Work request - Without the pictures, give every record again exactly.

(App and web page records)
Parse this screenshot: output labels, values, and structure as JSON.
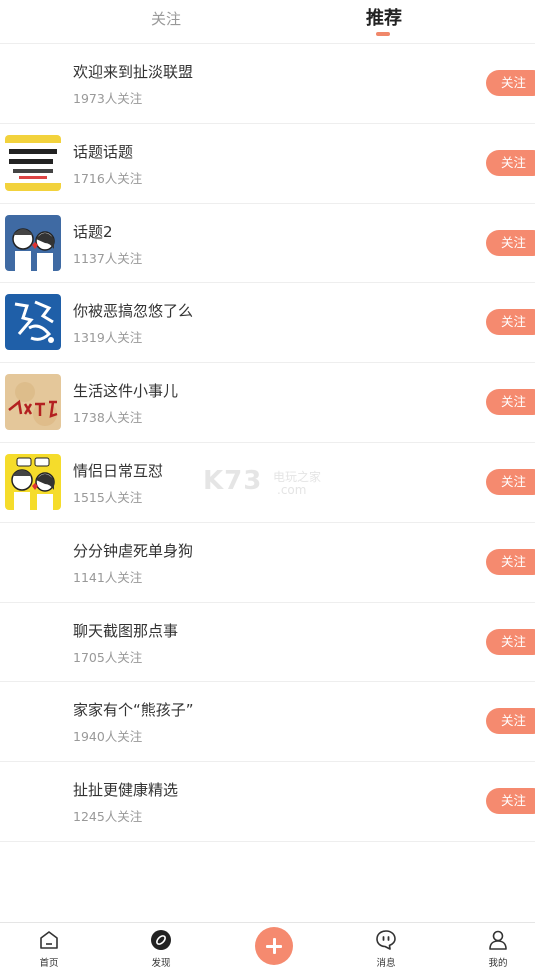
{
  "header": {
    "tabs": [
      {
        "label": "关注",
        "active": false
      },
      {
        "label": "推荐",
        "active": true
      }
    ],
    "accent_color": "#f58a6f"
  },
  "topics": [
    {
      "title": "欢迎来到扯淡联盟",
      "followers": "1973人关注",
      "button": "关注",
      "thumb": "none"
    },
    {
      "title": "话题话题",
      "followers": "1716人关注",
      "button": "关注",
      "thumb": "comic-text-image"
    },
    {
      "title": "话题2",
      "followers": "1137人关注",
      "button": "关注",
      "thumb": "cartoon-couple-blue"
    },
    {
      "title": "你被恶搞忽悠了么",
      "followers": "1319人关注",
      "button": "关注",
      "thumb": "blue-calligraphy-image"
    },
    {
      "title": "生活这件小事儿",
      "followers": "1738人关注",
      "button": "关注",
      "thumb": "beige-calligraphy-image"
    },
    {
      "title": "情侣日常互怼",
      "followers": "1515人关注",
      "button": "关注",
      "thumb": "cartoon-couple-yellow"
    },
    {
      "title": "分分钟虐死单身狗",
      "followers": "1141人关注",
      "button": "关注",
      "thumb": "none"
    },
    {
      "title": "聊天截图那点事",
      "followers": "1705人关注",
      "button": "关注",
      "thumb": "none"
    },
    {
      "title": "家家有个“熊孩子”",
      "followers": "1940人关注",
      "button": "关注",
      "thumb": "none"
    },
    {
      "title": "扯扯更健康精选",
      "followers": "1245人关注",
      "button": "关注",
      "thumb": "none"
    }
  ],
  "watermark": {
    "brand": "K73",
    "cn": "电玩之家",
    "domain": ".com"
  },
  "bottom_nav": {
    "home": "首页",
    "discover": "发现",
    "add": "add-icon",
    "messages": "消息",
    "me": "我的"
  }
}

Answer box -
Parse this screenshot: output labels, values, and structure as JSON.
{
  "header": {
    "tabs": [
      {
        "label": "关注",
        "active": false
      },
      {
        "label": "推荐",
        "active": true
      }
    ],
    "accent_color": "#f58a6f"
  },
  "topics": [
    {
      "title": "欢迎来到扯淡联盟",
      "followers": "1973人关注",
      "button": "关注",
      "thumb": "none"
    },
    {
      "title": "话题话题",
      "followers": "1716人关注",
      "button": "关注",
      "thumb": "comic-text-image"
    },
    {
      "title": "话题2",
      "followers": "1137人关注",
      "button": "关注",
      "thumb": "cartoon-couple-blue"
    },
    {
      "title": "你被恶搞忽悠了么",
      "followers": "1319人关注",
      "button": "关注",
      "thumb": "blue-calligraphy-image"
    },
    {
      "title": "生活这件小事儿",
      "followers": "1738人关注",
      "button": "关注",
      "thumb": "beige-calligraphy-image"
    },
    {
      "title": "情侣日常互怼",
      "followers": "1515人关注",
      "button": "关注",
      "thumb": "cartoon-couple-yellow"
    },
    {
      "title": "分分钟虐死单身狗",
      "followers": "1141人关注",
      "button": "关注",
      "thumb": "none"
    },
    {
      "title": "聊天截图那点事",
      "followers": "1705人关注",
      "button": "关注",
      "thumb": "none"
    },
    {
      "title": "家家有个“熊孩子”",
      "followers": "1940人关注",
      "button": "关注",
      "thumb": "none"
    },
    {
      "title": "扯扯更健康精选",
      "followers": "1245人关注",
      "button": "关注",
      "thumb": "none"
    }
  ],
  "watermark": {
    "brand": "K73",
    "cn": "电玩之家",
    "domain": ".com"
  },
  "bottom_nav": {
    "home": "首页",
    "discover": "发现",
    "add": "add-icon",
    "messages": "消息",
    "me": "我的"
  }
}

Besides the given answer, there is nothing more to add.